**WHAT IS REQUIRED:**
Reproduce the entries exactly. Omit none of them.

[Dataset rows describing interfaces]
=-=-=-=-=

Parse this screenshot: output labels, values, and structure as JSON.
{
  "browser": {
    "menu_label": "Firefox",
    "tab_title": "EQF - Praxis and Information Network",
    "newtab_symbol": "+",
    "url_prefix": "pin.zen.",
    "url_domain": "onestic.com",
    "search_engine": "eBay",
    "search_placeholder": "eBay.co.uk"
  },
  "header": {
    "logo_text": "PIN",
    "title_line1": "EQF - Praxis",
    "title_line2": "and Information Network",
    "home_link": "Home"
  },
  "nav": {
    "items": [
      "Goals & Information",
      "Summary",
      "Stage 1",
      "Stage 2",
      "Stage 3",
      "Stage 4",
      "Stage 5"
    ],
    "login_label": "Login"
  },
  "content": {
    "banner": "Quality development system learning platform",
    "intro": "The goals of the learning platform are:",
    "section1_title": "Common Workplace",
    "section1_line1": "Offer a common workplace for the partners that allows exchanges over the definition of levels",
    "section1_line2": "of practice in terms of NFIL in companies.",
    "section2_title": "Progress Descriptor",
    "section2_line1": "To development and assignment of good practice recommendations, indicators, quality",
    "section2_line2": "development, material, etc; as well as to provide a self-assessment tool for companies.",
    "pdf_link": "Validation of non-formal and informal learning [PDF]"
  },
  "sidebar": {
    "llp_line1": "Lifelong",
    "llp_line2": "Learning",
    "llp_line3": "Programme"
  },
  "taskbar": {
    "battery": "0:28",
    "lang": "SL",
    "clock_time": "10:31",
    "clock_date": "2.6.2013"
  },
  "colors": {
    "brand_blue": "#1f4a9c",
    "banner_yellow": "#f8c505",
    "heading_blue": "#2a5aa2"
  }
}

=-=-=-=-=

**RESULT BELOW:**
Parse this screenshot: output labels, values, and structure as JSON.
{
  "browser": {
    "menu_label": "Firefox",
    "tab_title": "EQF - Praxis and Information Network",
    "newtab_symbol": "+",
    "url_prefix": "pin.zen.",
    "url_domain": "onestic.com",
    "search_engine": "eBay",
    "search_placeholder": "eBay.co.uk"
  },
  "header": {
    "logo_text": "PIN",
    "title_line1": "EQF - Praxis",
    "title_line2": "and Information Network",
    "home_link": "Home"
  },
  "nav": {
    "items": [
      "Goals & Information",
      "Summary",
      "Stage 1",
      "Stage 2",
      "Stage 3",
      "Stage 4",
      "Stage 5"
    ],
    "login_label": "Login"
  },
  "content": {
    "banner": "Quality development system learning platform",
    "intro": "The goals of the learning platform are:",
    "section1_title": "Common Workplace",
    "section1_line1": "Offer a common workplace for the partners that allows exchanges over the definition of levels",
    "section1_line2": "of practice in terms of NFIL in companies.",
    "section2_title": "Progress Descriptor",
    "section2_line1": "To development and assignment of good practice recommendations, indicators, quality",
    "section2_line2": "development, material, etc; as well as to provide a self-assessment tool for companies.",
    "pdf_link": "Validation of non-formal and informal learning [PDF]"
  },
  "sidebar": {
    "llp_line1": "Lifelong",
    "llp_line2": "Learning",
    "llp_line3": "Programme"
  },
  "taskbar": {
    "battery": "0:28",
    "lang": "SL",
    "clock_time": "10:31",
    "clock_date": "2.6.2013"
  },
  "colors": {
    "brand_blue": "#1f4a9c",
    "banner_yellow": "#f8c505",
    "heading_blue": "#2a5aa2"
  }
}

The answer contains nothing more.